╭──

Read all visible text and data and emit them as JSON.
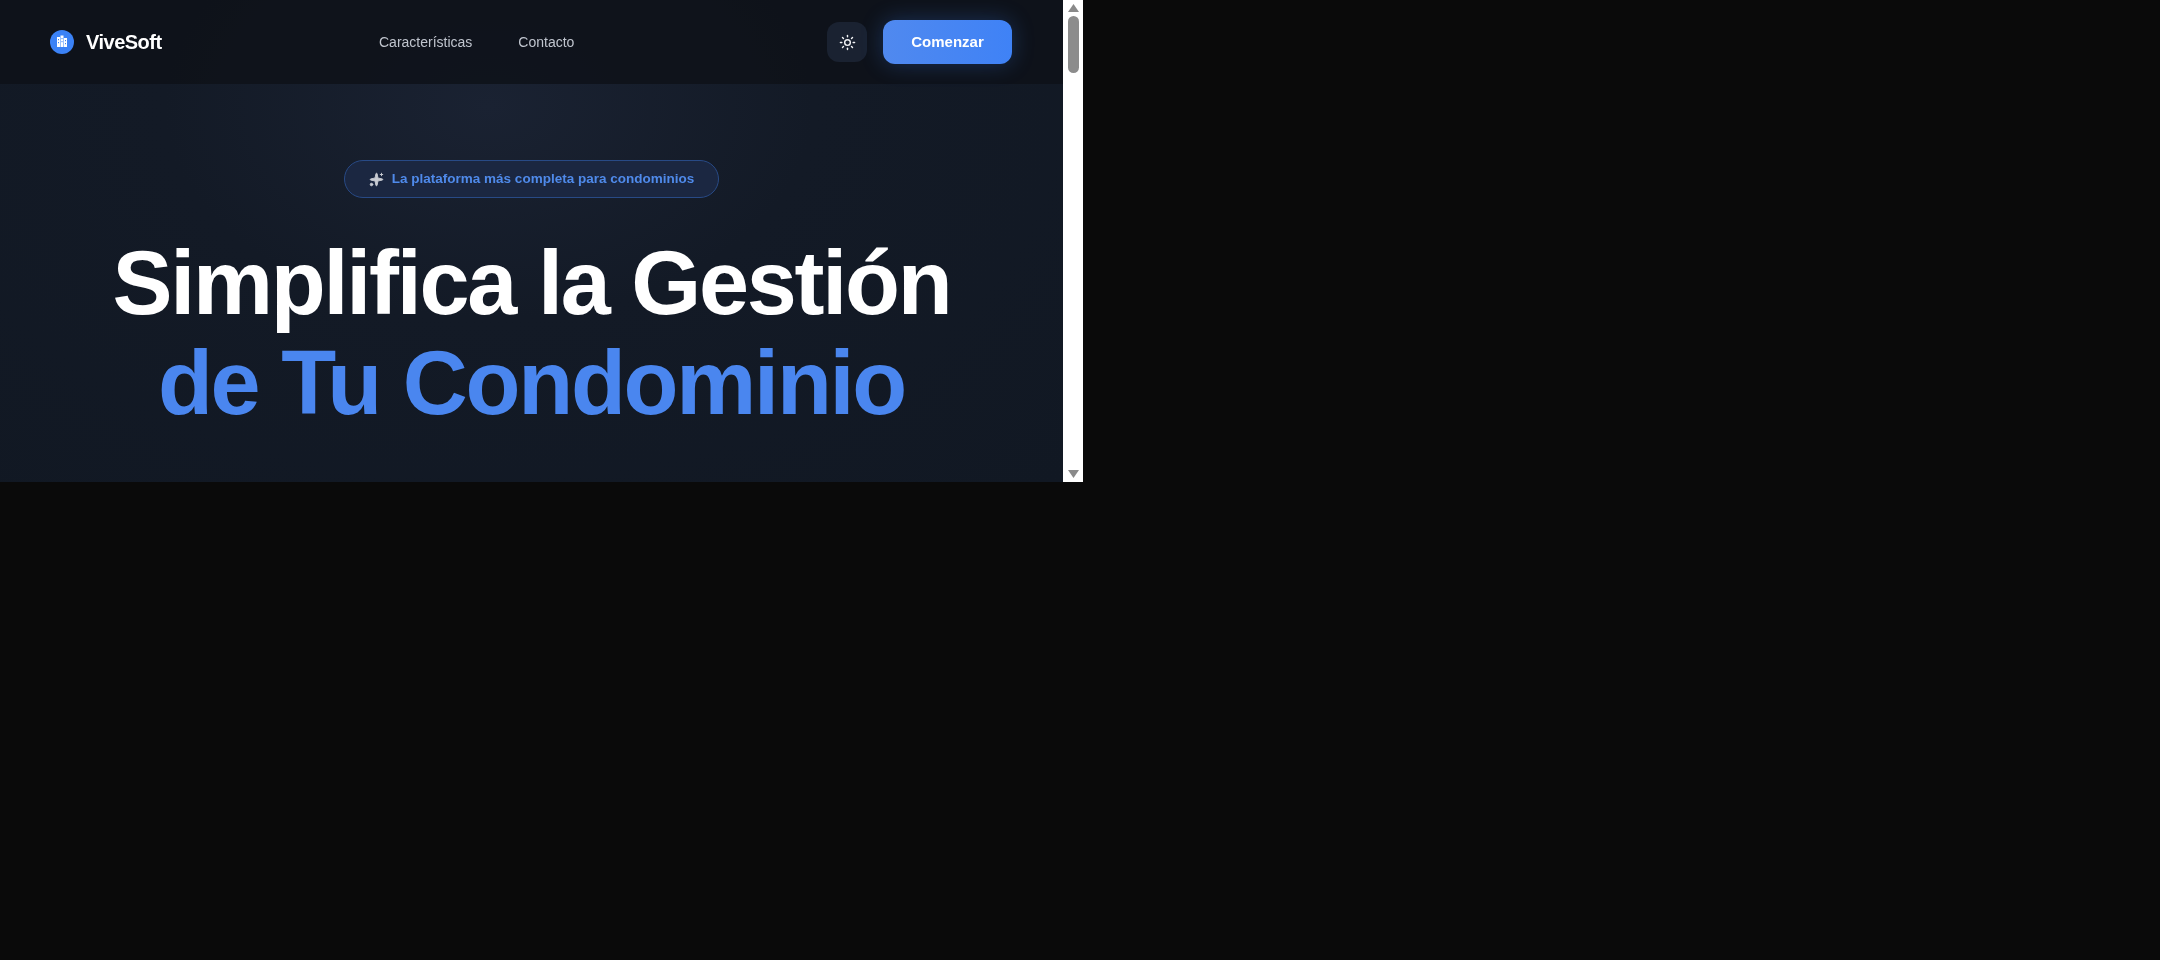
{
  "header": {
    "brand": "ViveSoft",
    "nav": [
      {
        "label": "Características"
      },
      {
        "label": "Contacto"
      }
    ],
    "cta": "Comenzar"
  },
  "hero": {
    "badge": "La plataforma más completa para condominios",
    "title_line_1": "Simplifica la Gestión",
    "title_line_2": "de Tu Condominio"
  }
}
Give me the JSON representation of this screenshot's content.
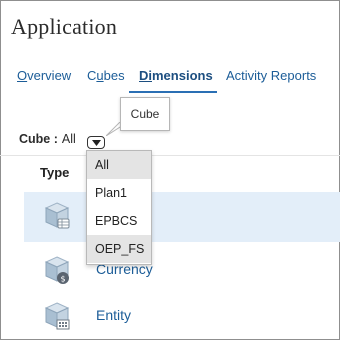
{
  "app": {
    "title": "Application"
  },
  "tabs": [
    {
      "pre": "",
      "ul": "O",
      "post": "verview",
      "active": false
    },
    {
      "pre": "C",
      "ul": "u",
      "post": "bes",
      "active": false
    },
    {
      "pre": "",
      "ul": "Di",
      "post": "mensions",
      "active": true
    },
    {
      "pre": "",
      "ul": "",
      "post": "Activity Reports",
      "active": false
    }
  ],
  "tooltip": {
    "text": "Cube"
  },
  "filter": {
    "label": "Cube :",
    "value": "All"
  },
  "table": {
    "type_header": "Type"
  },
  "rows": [
    {
      "name": "",
      "icon": "dimension-table-icon",
      "selected": true
    },
    {
      "name": "Currency",
      "icon": "dimension-currency-icon",
      "selected": false
    },
    {
      "name": "Entity",
      "icon": "dimension-entity-icon",
      "selected": false
    }
  ],
  "dropdown": {
    "options": [
      "All",
      "Plan1",
      "EPBCS",
      "OEP_FS"
    ],
    "highlighted": [
      "All",
      "OEP_FS"
    ]
  },
  "colors": {
    "link": "#1c5d98",
    "tab_underline": "#2a6fb4",
    "row_selected": "#e3eef9"
  }
}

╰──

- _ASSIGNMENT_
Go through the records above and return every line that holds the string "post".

- _WRITTEN SOLUTION_
      "post": "verview",
      "post": "bes",
      "post": "mensions",
      "post": "Activity Reports",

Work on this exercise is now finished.